AUTOGRAPHED COPY (DAVID L. WALKER)
Writer: David F. Walker
Artist: Lee Ferguson
Colorist: Jason Keith
Letterer: Clayton Cowles
Cover Artists: Mike Dedato & Jordan Boyd (variant) Christain Ward; John Tyler Christopher.
Nick Fury Jr. tracks the latest Hate-Monger to a Hydra lair where both are transported to 1965. There Fury crosses paths with his father, Nick Fury, recently installed director of S.H.I.E.L.D. Together both Furys journey to Hawaii, where the Hate-Monger looks to change history..
- Appearances by Dum Dum Dugan and Gabe Jones in the 60s, and Maria Hill in the present.

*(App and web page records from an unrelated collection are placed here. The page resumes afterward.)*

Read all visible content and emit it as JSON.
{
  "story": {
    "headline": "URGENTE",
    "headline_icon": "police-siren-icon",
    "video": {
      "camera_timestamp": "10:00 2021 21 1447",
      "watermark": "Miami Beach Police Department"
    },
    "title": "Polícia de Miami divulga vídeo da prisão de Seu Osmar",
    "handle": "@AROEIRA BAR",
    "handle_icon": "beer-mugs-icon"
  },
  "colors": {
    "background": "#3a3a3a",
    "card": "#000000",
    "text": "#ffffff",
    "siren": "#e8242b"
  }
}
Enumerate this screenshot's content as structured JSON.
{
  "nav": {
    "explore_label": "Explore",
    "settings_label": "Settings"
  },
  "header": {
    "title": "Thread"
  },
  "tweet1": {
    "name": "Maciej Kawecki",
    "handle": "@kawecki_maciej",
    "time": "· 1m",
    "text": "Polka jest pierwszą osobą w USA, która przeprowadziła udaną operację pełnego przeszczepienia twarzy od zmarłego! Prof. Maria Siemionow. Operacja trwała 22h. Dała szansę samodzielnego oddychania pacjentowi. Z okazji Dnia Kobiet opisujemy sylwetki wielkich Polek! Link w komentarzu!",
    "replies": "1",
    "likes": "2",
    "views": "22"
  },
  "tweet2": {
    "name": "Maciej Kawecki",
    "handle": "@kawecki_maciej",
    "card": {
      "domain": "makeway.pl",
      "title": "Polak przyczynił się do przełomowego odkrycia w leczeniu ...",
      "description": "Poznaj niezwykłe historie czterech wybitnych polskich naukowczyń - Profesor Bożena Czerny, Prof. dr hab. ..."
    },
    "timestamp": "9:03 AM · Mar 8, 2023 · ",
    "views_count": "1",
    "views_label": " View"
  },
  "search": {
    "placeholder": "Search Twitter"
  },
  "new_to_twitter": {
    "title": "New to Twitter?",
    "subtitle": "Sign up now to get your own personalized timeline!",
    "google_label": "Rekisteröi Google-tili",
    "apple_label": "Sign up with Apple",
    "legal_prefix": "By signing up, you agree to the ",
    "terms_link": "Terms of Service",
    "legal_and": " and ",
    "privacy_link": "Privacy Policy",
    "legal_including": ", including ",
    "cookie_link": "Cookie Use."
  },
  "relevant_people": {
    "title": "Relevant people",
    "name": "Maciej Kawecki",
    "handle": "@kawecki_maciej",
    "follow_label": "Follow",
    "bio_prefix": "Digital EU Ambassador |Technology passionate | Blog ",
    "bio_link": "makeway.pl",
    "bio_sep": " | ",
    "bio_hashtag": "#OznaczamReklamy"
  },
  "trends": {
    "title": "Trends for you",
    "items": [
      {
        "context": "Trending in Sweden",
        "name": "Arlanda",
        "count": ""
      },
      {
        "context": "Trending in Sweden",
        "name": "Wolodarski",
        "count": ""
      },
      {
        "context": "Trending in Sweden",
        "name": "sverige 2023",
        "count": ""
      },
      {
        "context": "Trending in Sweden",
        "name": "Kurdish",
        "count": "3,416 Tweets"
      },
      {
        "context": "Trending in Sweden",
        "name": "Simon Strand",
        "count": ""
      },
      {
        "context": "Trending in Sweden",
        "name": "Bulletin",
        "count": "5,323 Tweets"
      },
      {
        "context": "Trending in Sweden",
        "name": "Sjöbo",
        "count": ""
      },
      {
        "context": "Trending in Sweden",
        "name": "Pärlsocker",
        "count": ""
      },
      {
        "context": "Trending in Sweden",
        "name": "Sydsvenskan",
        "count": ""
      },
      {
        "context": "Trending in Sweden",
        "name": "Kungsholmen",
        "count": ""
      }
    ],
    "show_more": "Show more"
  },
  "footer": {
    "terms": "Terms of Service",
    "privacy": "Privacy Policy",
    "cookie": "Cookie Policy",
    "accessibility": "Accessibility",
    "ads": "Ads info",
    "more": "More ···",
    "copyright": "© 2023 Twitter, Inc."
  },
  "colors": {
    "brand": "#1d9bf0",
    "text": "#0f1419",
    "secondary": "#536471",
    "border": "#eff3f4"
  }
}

- Fury Sr. initiates time displacement protocols and emergency time portals.
- This is the second team-up between the Furys, the first being their first meeting in Battle Scars.
- Fury Sr. is glimpsed in his Watcher guise at issue's end.
- Read more about the origins of this miniseries in these articles at CBR:
The 50th anniversary of S.H.I.E.L.D. was shaping up to be a depressing affair considering most of the characters who has been associated with it were no longer viable characters in the Marvel (Cinematic) Universe. And then along comes this gem of a special, quite a surprise indeed. The setup is perfect, bringing together the two Furys, appropriately hunting down the villain that brought Nick Fury into the modern day, long ago in the pages of Fantastic Four. The inclusion of the Hate-Monger and Fury Jr. on the hunt for him makes for a great scenario and shows how this next-generation Fury could easily pick up his dad's rouges gallery and have exciting stories. Walker shows a great ease with these characters; I'd love to see him write more adventures for Fury Jr. Walker's story offers excellent commentary on how the more things change, the more things stay the same, contrasting the Watts riots with the police brutality against African Americans that has been in the news so much in recent years. In direct contrast to the disappointing 'Man on the Wall' Fury that was seen in Original Sin the year before, here we see a return of the classic Fury, as a man who deeply cares for people and the ideals of his country and is troubled when he sees that the nation is not living up those ideals. The story's mystery of who the Hate-Monger is gunning for is a great reveal and continues Fury's streak of saving Democratic presidents.
The art from Ferguson and Keith is good, especially with the layouts showing the different time periods. The style, a cartoonish noir look that uses shadows effectivelly throughout, creating a great atmosphere. The scenes set in the Watts neighborhoods are especially moody, with a color palette that evokes the fires of the riots.
When Fury's son ruminates "how did you change so much? How many secret wars did it take?", it outlines perfectly the unfortunate direction Fury Sr. was set on by modern day writers who strayed from the original character as developed by writers like Lee and Steranko and others. Here's hoping Nick Fury Jr. avoids those pitfalls and enjoys some more good storytelling like the kind found here in this issue.